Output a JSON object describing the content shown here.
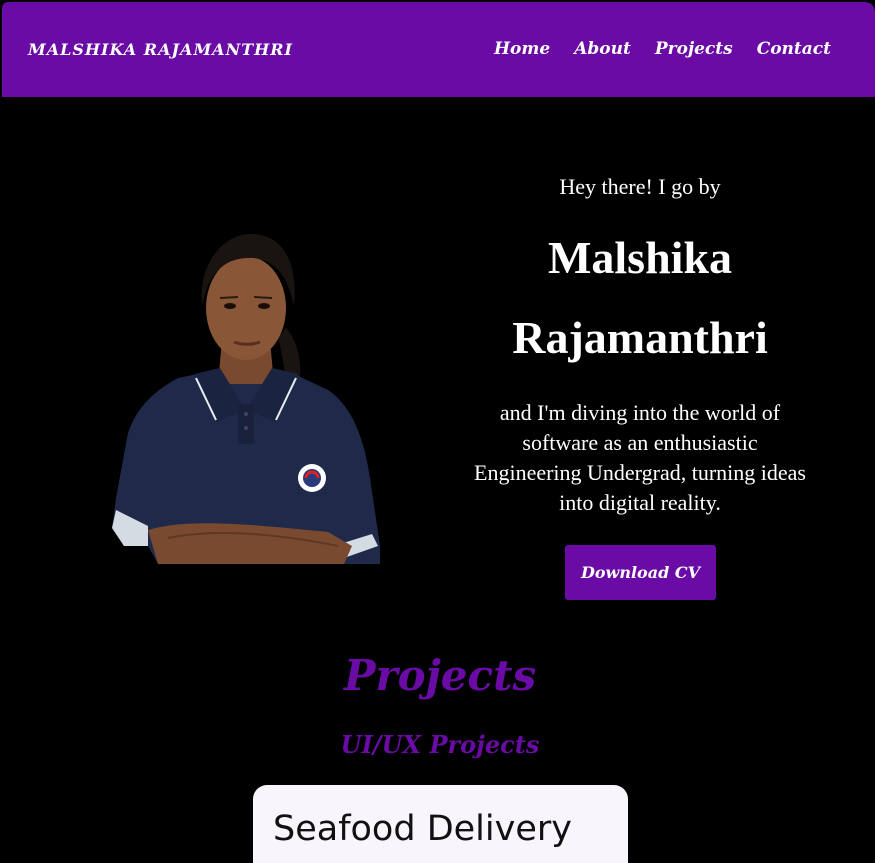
{
  "nav": {
    "brand": "MALSHIKA RAJAMANTHRI",
    "links": [
      "Home",
      "About",
      "Projects",
      "Contact"
    ]
  },
  "hero": {
    "greeting": "Hey there! I go by",
    "name_first": "Malshika",
    "name_last": "Rajamanthri",
    "tagline": "and I'm diving into the world of software as an enthusiastic Engineering Undergrad, turning ideas into digital reality.",
    "cv_button": "Download CV"
  },
  "projects": {
    "title": "Projects",
    "subtitle": "UI/UX Projects",
    "cards": [
      {
        "title": "Seafood Delivery"
      }
    ]
  },
  "colors": {
    "accent": "#6a0ba5",
    "background": "#000000",
    "card": "#f9f5fc"
  }
}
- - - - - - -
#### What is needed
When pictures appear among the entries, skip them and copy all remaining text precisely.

#### Exercise solution
Output a JSON object describing the content shown here.
{
  "nav": {
    "brand": "MALSHIKA RAJAMANTHRI",
    "links": [
      "Home",
      "About",
      "Projects",
      "Contact"
    ]
  },
  "hero": {
    "greeting": "Hey there! I go by",
    "name_first": "Malshika",
    "name_last": "Rajamanthri",
    "tagline": "and I'm diving into the world of software as an enthusiastic Engineering Undergrad, turning ideas into digital reality.",
    "cv_button": "Download CV"
  },
  "projects": {
    "title": "Projects",
    "subtitle": "UI/UX Projects",
    "cards": [
      {
        "title": "Seafood Delivery"
      }
    ]
  },
  "colors": {
    "accent": "#6a0ba5",
    "background": "#000000",
    "card": "#f9f5fc"
  }
}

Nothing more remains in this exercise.